Among the many mysteries surrounding the ancient Mexican metropolis of Teotihuacan, one has been especially hard to crack: how did its residents use the many signs and symbols found on its murals and ritual sculptures?
The city’s towering pyramids reopened to visitors earlier this month as pandemic restrictions eased.
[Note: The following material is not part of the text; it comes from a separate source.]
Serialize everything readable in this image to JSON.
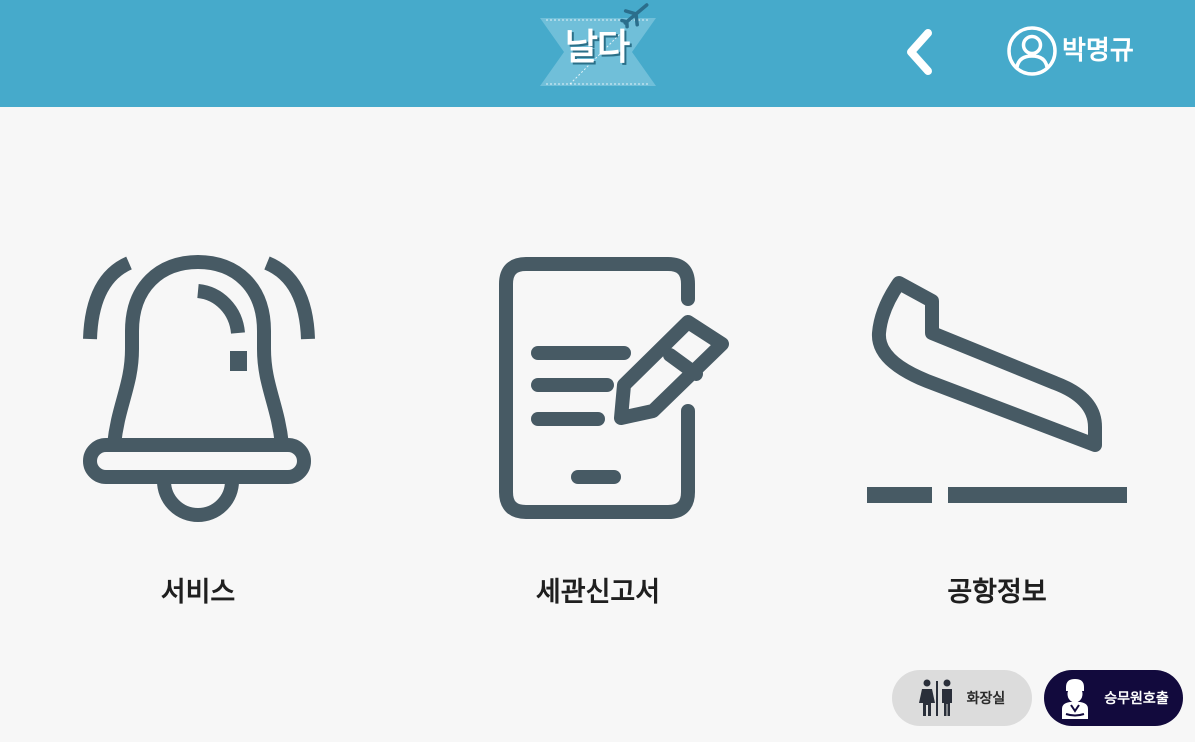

But perhaps its most interesting and extensively-excavated neighbourhood, featuring a patio floor with rare painted symbols, or glyphs, remains off-limits to tourists.
The discovery in the 1990s of the puzzling red glyphs, most laid out in neat columns, has led a growing number of scholars to question the long-held view that writing was absent from the city, which thrived from roughly 100 B.C. to 550 A.D.
Their ultimate ambition is to harness the steady drip of new finds to one day mimic the success their peers have had decoding ancient Maya or Egyptian…